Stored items
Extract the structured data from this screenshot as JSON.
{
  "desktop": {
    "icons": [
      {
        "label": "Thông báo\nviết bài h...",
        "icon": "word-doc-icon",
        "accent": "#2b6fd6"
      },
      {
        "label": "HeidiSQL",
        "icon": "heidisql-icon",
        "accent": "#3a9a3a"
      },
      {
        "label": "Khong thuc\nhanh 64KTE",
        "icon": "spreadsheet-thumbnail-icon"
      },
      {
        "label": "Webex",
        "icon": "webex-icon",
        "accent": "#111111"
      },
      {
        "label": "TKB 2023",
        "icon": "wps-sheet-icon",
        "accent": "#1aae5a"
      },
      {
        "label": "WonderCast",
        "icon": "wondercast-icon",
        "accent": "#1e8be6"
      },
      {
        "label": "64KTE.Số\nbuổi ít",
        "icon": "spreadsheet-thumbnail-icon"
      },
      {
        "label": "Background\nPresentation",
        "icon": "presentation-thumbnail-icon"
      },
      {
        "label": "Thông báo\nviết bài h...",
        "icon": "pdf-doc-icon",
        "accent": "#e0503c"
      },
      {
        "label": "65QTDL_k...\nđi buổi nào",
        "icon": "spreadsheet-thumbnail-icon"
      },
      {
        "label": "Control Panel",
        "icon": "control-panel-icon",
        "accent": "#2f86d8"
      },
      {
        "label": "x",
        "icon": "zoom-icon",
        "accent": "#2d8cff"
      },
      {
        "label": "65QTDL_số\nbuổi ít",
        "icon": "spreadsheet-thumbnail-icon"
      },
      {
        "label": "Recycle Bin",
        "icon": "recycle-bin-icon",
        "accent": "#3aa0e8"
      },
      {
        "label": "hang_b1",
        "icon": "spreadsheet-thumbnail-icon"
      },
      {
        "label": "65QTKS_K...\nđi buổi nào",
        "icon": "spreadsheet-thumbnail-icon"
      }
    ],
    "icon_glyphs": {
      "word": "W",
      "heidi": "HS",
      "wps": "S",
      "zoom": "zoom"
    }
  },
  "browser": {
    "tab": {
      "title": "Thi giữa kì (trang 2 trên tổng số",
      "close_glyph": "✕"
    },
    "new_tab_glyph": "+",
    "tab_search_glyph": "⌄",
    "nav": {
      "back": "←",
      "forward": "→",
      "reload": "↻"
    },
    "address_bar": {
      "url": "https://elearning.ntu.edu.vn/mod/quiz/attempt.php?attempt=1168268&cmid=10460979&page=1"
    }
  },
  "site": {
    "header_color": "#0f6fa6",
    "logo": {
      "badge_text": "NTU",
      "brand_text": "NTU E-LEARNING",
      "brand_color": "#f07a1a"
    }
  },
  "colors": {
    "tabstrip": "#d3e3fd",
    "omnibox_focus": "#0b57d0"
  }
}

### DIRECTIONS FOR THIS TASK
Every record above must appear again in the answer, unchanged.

### SOLVED EXERCISE
Extract the structured data from this screenshot as JSON.
{
  "desktop": {
    "icons": [
      {
        "label": "Thông báo\nviết bài h...",
        "icon": "word-doc-icon",
        "accent": "#2b6fd6"
      },
      {
        "label": "HeidiSQL",
        "icon": "heidisql-icon",
        "accent": "#3a9a3a"
      },
      {
        "label": "Khong thuc\nhanh 64KTE",
        "icon": "spreadsheet-thumbnail-icon"
      },
      {
        "label": "Webex",
        "icon": "webex-icon",
        "accent": "#111111"
      },
      {
        "label": "TKB 2023",
        "icon": "wps-sheet-icon",
        "accent": "#1aae5a"
      },
      {
        "label": "WonderCast",
        "icon": "wondercast-icon",
        "accent": "#1e8be6"
      },
      {
        "label": "64KTE.Số\nbuổi ít",
        "icon": "spreadsheet-thumbnail-icon"
      },
      {
        "label": "Background\nPresentation",
        "icon": "presentation-thumbnail-icon"
      },
      {
        "label": "Thông báo\nviết bài h...",
        "icon": "pdf-doc-icon",
        "accent": "#e0503c"
      },
      {
        "label": "65QTDL_k...\nđi buổi nào",
        "icon": "spreadsheet-thumbnail-icon"
      },
      {
        "label": "Control Panel",
        "icon": "control-panel-icon",
        "accent": "#2f86d8"
      },
      {
        "label": "x",
        "icon": "zoom-icon",
        "accent": "#2d8cff"
      },
      {
        "label": "65QTDL_số\nbuổi ít",
        "icon": "spreadsheet-thumbnail-icon"
      },
      {
        "label": "Recycle Bin",
        "icon": "recycle-bin-icon",
        "accent": "#3aa0e8"
      },
      {
        "label": "hang_b1",
        "icon": "spreadsheet-thumbnail-icon"
      },
      {
        "label": "65QTKS_K...\nđi buổi nào",
        "icon": "spreadsheet-thumbnail-icon"
      }
    ],
    "icon_glyphs": {
      "word": "W",
      "heidi": "HS",
      "wps": "S",
      "zoom": "zoom"
    }
  },
  "browser": {
    "tab": {
      "title": "Thi giữa kì (trang 2 trên tổng số",
      "close_glyph": "✕"
    },
    "new_tab_glyph": "+",
    "tab_search_glyph": "⌄",
    "nav": {
      "back": "←",
      "forward": "→",
      "reload": "↻"
    },
    "address_bar": {
      "url": "https://elearning.ntu.edu.vn/mod/quiz/attempt.php?attempt=1168268&cmid=10460979&page=1"
    }
  },
  "site": {
    "header_color": "#0f6fa6",
    "logo": {
      "badge_text": "NTU",
      "brand_text": "NTU E-LEARNING",
      "brand_color": "#f07a1a"
    }
  },
  "colors": {
    "tabstrip": "#d3e3fd",
    "omnibox_focus": "#0b57d0"
  }
}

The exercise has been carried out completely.